[Provided data]
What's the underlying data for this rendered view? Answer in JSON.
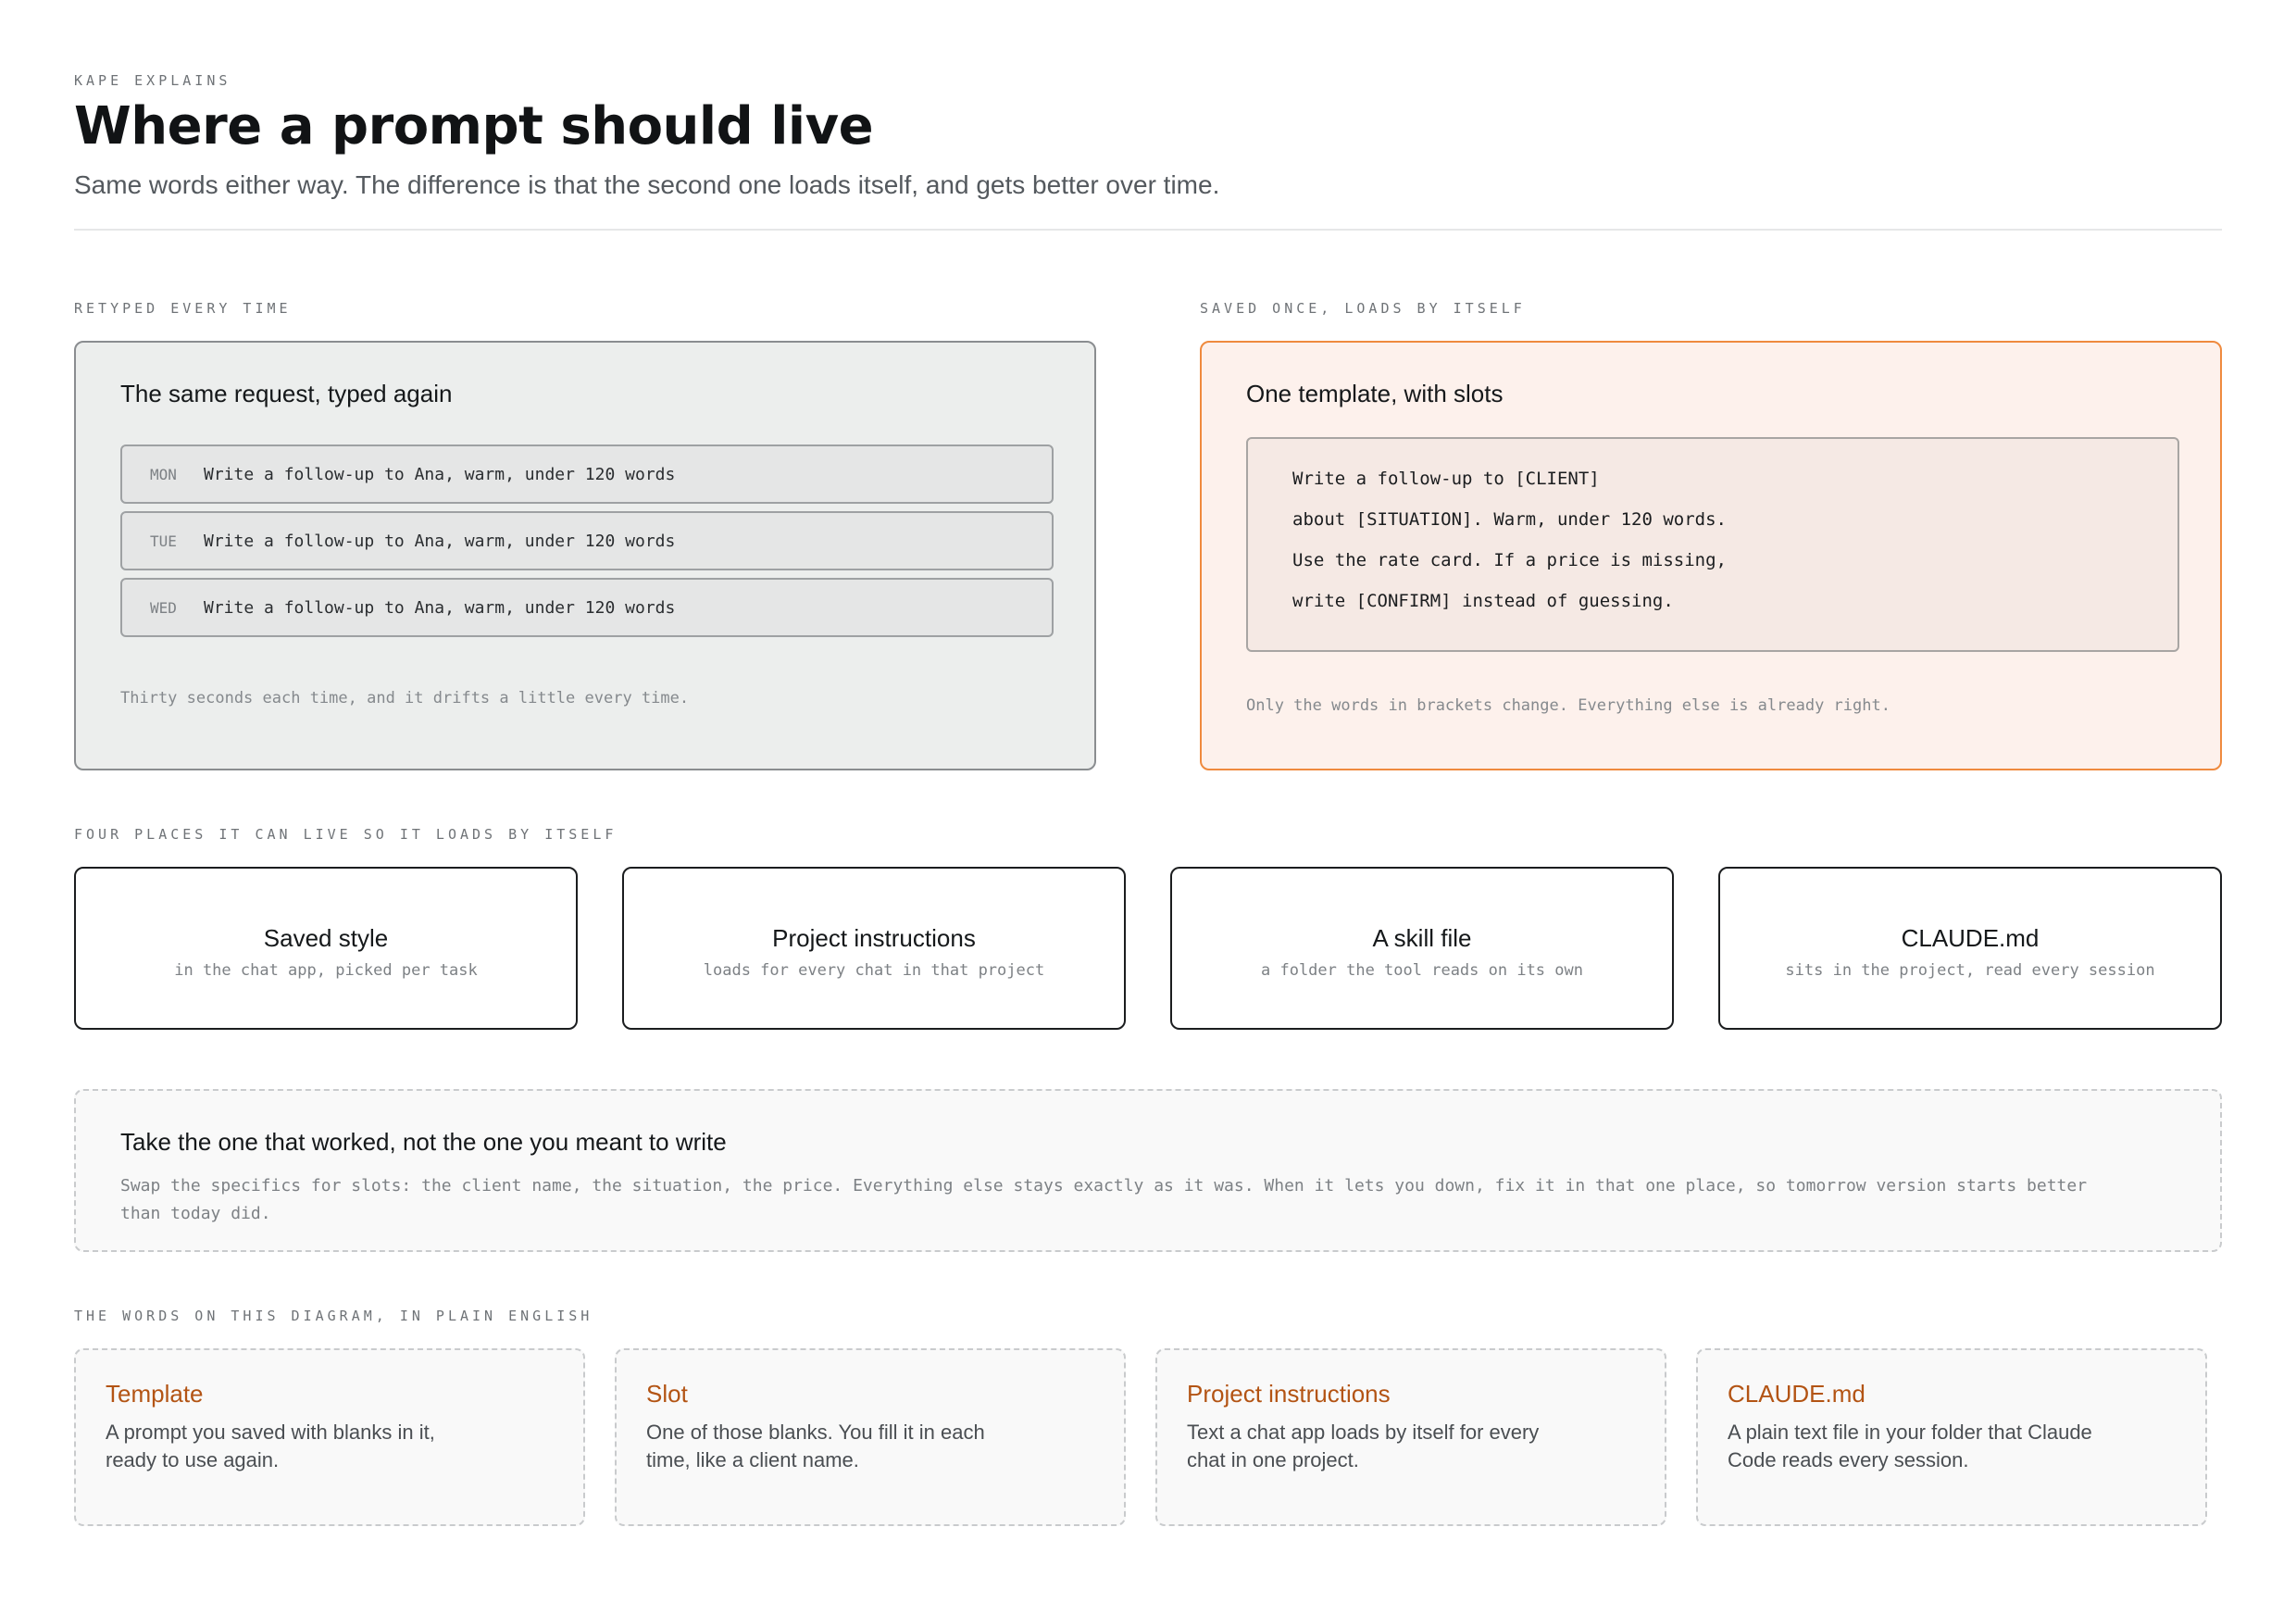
{
  "header": {
    "eyebrow": "KAPE EXPLAINS",
    "title": "Where a prompt should live",
    "subtitle": "Same words either way. The difference is that the second one loads itself, and gets better over time."
  },
  "retyped": {
    "label": "RETYPED EVERY TIME",
    "title": "The same request, typed again",
    "rows": [
      {
        "day": "MON",
        "text": "Write a follow-up to Ana, warm, under 120 words"
      },
      {
        "day": "TUE",
        "text": "Write a follow-up to Ana, warm, under 120 words"
      },
      {
        "day": "WED",
        "text": "Write a follow-up to Ana, warm, under 120 words"
      }
    ],
    "note": "Thirty seconds each time, and it drifts a little every time."
  },
  "saved": {
    "label": "SAVED ONCE, LOADS BY ITSELF",
    "title": "One template, with slots",
    "lines": [
      "Write a follow-up to [CLIENT]",
      "about [SITUATION]. Warm, under 120 words.",
      "Use the rate card. If a price is missing,",
      "write [CONFIRM] instead of guessing."
    ],
    "note": "Only the words in brackets change. Everything else is already right."
  },
  "places": {
    "label": "FOUR PLACES IT CAN LIVE SO IT LOADS BY ITSELF",
    "items": [
      {
        "name": "Saved style",
        "desc": "in the chat app, picked per task"
      },
      {
        "name": "Project instructions",
        "desc": "loads for every chat in that project"
      },
      {
        "name": "A skill file",
        "desc": "a folder the tool reads on its own"
      },
      {
        "name": "CLAUDE.md",
        "desc": "sits in the project, read every session"
      }
    ]
  },
  "tip": {
    "title": "Take the one that worked, not the one you meant to write",
    "body": "Swap the specifics for slots: the client name, the situation, the price. Everything else stays exactly as it was. When it lets you down, fix it in that one place, so tomorrow version starts better than today did."
  },
  "glossary": {
    "label": "THE WORDS ON THIS DIAGRAM, IN PLAIN ENGLISH",
    "terms": [
      {
        "term": "Template",
        "def": "A prompt you saved with blanks in it, ready to use again."
      },
      {
        "term": "Slot",
        "def": "One of those blanks. You fill it in each time, like a client name."
      },
      {
        "term": "Project instructions",
        "def": "Text a chat app loads by itself for every chat in one project."
      },
      {
        "term": "CLAUDE.md",
        "def": "A plain text file in your folder that Claude Code reads every session."
      }
    ]
  },
  "colors": {
    "accent": "#ef8a3e",
    "term_text": "#b35414",
    "saved_bg": "#fdf1ec",
    "retyped_bg": "#eceeed"
  }
}
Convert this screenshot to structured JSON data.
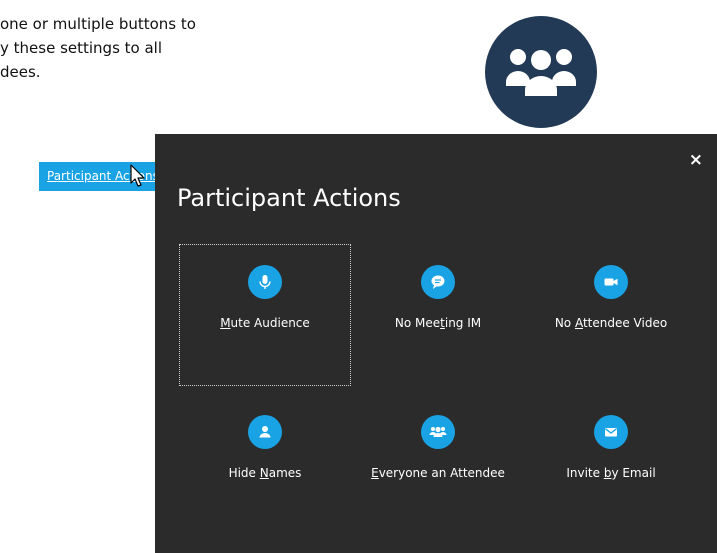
{
  "instruction": {
    "line1": "one or multiple buttons to",
    "line2": "y these settings to all",
    "line3": "dees."
  },
  "trigger": {
    "label": "Participant Actions"
  },
  "dialog": {
    "title": "Participant Actions",
    "close_label": "×",
    "actions": [
      {
        "pre": "",
        "u": "M",
        "post": "ute Audience",
        "icon": "microphone-icon"
      },
      {
        "pre": "No Mee",
        "u": "t",
        "post": "ing IM",
        "icon": "chat-icon"
      },
      {
        "pre": "No ",
        "u": "A",
        "post": "ttendee Video",
        "icon": "video-camera-icon"
      },
      {
        "pre": "Hide ",
        "u": "N",
        "post": "ames",
        "icon": "person-icon"
      },
      {
        "pre": "",
        "u": "E",
        "post": "veryone an Attendee",
        "icon": "people-icon"
      },
      {
        "pre": "Invite ",
        "u": "b",
        "post": "y Email",
        "icon": "envelope-icon"
      }
    ]
  },
  "colors": {
    "accent": "#1aa3e4",
    "panel": "#2b2b2b",
    "circle": "#223a55"
  }
}
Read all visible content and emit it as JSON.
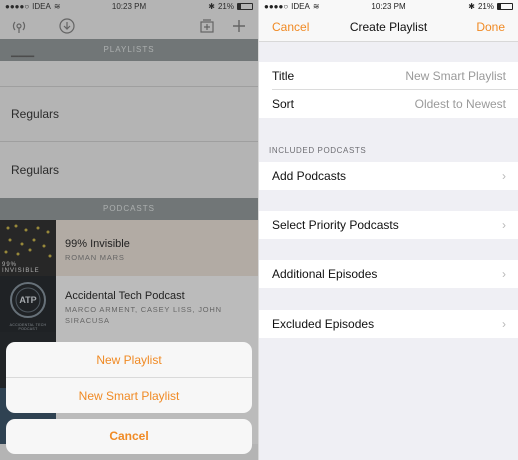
{
  "left_screen": {
    "status": {
      "carrier": "IDEA",
      "time": "10:23 PM",
      "battery": "21%"
    },
    "toolbar_icons": [
      "broadcast-icon",
      "download-icon",
      "playlist-add-icon",
      "add-icon"
    ],
    "playlists_header": "PLAYLISTS",
    "playlist_rows": [
      {
        "label": "Regulars"
      },
      {
        "label": "Regulars"
      }
    ],
    "podcasts_header": "PODCASTS",
    "podcasts": [
      {
        "title": "99% Invisible",
        "author": "ROMAN MARS",
        "art_text": "99% INVISIBLE"
      },
      {
        "title": "Accidental Tech Podcast",
        "author": "MARCO ARMENT, CASEY LISS, JOHN SIRACUSA",
        "art_text": "ATP",
        "art_caption": "ACCIDENTAL TECH PODCAST"
      }
    ],
    "action_sheet": {
      "new_playlist": "New Playlist",
      "new_smart_playlist": "New Smart Playlist",
      "cancel": "Cancel"
    }
  },
  "right_screen": {
    "status": {
      "carrier": "IDEA",
      "time": "10:23 PM",
      "battery": "21%"
    },
    "nav": {
      "cancel": "Cancel",
      "title": "Create Playlist",
      "done": "Done"
    },
    "title_row": {
      "label": "Title",
      "placeholder": "New Smart Playlist"
    },
    "sort_row": {
      "label": "Sort",
      "value": "Oldest to Newest"
    },
    "included_header": "INCLUDED PODCASTS",
    "add_podcasts": "Add Podcasts",
    "select_priority": "Select Priority Podcasts",
    "additional_episodes": "Additional Episodes",
    "excluded_episodes": "Excluded Episodes",
    "chevron": "›"
  },
  "colors": {
    "accent": "#f08a24",
    "section_header": "#8e9697",
    "grouped_bg": "#efeff4"
  }
}
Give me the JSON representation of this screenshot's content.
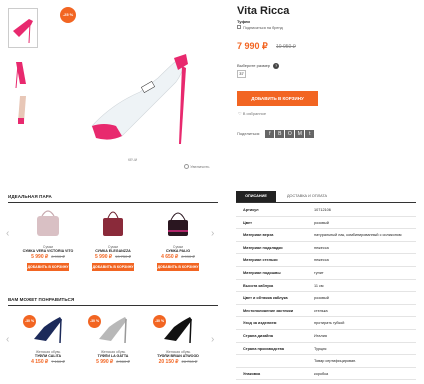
{
  "product": {
    "title": "Vita Ricca",
    "category": "Туфли",
    "subscribe": "Подписаться на бренд",
    "price": "7 990 ₽",
    "old_price": "10 950 ₽",
    "discount_badge": "-25 %",
    "size_label": "Выберите размер",
    "size_value": "37",
    "add_to_cart": "ДОБАВИТЬ В КОРЗИНУ",
    "favorites": "В избранное",
    "share_label": "Поделиться:",
    "share_icons": [
      "f",
      "В",
      "О",
      "М",
      "t"
    ],
    "zoom_hint": "Увеличить",
    "image_caption": "КЕЧИ"
  },
  "pair": {
    "title": "ИДЕАЛЬНАЯ ПАРА",
    "items": [
      {
        "cat": "Сумки",
        "name": "СУМКА VERA VICTORIA VITO",
        "price": "5 990 ₽",
        "old": "8 990 ₽",
        "btn": "ДОБАВИТЬ В КОРЗИНУ",
        "color": "#d9c0c4"
      },
      {
        "cat": "Сумки",
        "name": "СУМКА ELEGANZZA",
        "price": "5 990 ₽",
        "old": "13 750 ₽",
        "btn": "ДОБАВИТЬ В КОРЗИНУ",
        "color": "#8a2a3a"
      },
      {
        "cat": "Сумки",
        "name": "СУМКА PALIO",
        "price": "4 650 ₽",
        "old": "8 990 ₽",
        "btn": "ДОБАВИТЬ В КОРЗИНУ",
        "color": "#2a1620"
      }
    ]
  },
  "like": {
    "title": "ВАМ МОЖЕТ ПОНРАВИТЬСЯ",
    "items": [
      {
        "badge": "-30 %",
        "cat": "Женская обувь",
        "name": "ТУФЛИ CALITA",
        "price": "4 150 ₽",
        "old": "7 150 ₽",
        "color": "#1c2a5a"
      },
      {
        "badge": "-30 %",
        "cat": "Женская обувь",
        "name": "ТУФЛИ LA GATTA",
        "price": "5 990 ₽",
        "old": "8 560 ₽",
        "color": "#b8b8b8"
      },
      {
        "badge": "-30 %",
        "cat": "Женская обувь",
        "name": "ТУФЛИ BRIAN ATWOOD",
        "price": "20 150 ₽",
        "old": "28 750 ₽",
        "color": "#111111"
      }
    ]
  },
  "tabs": {
    "active": "ОПИСАНИЕ",
    "other": "ДОСТАВКА И ОПЛАТА"
  },
  "specs": [
    {
      "k": "Артикул",
      "v": "10712106"
    },
    {
      "k": "Цвет",
      "v": "розовый"
    },
    {
      "k": "Материал верха",
      "v": "натуральный лак, комбинированный с силиконом"
    },
    {
      "k": "Материал подкладки",
      "v": "нежесса"
    },
    {
      "k": "Материал стельки",
      "v": "нежесса"
    },
    {
      "k": "Материал подошвы",
      "v": "тунит"
    },
    {
      "k": "Высота каблука",
      "v": "11 см"
    },
    {
      "k": "Цвет и обтяжка каблука",
      "v": "розовый"
    },
    {
      "k": "Местоположение застежки",
      "v": "стелька"
    },
    {
      "k": "Уход за изделием",
      "v": "протирать губкой"
    },
    {
      "k": "Страна дизайна",
      "v": "Италия"
    },
    {
      "k": "Страна производства",
      "v": "Турция"
    },
    {
      "k": "",
      "v": "Товар сертифицирован."
    },
    {
      "k": "Упаковка",
      "v": "коробка"
    }
  ],
  "colors": {
    "accent": "#f26522",
    "shoe": "#e8296e"
  }
}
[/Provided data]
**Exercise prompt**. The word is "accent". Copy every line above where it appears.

**Result for this exercise**.
    "accent": "#ef8a3e",
    "accent": "#1aa3e4",
    "accent": "#f08a24",
    "accent": "#f26522",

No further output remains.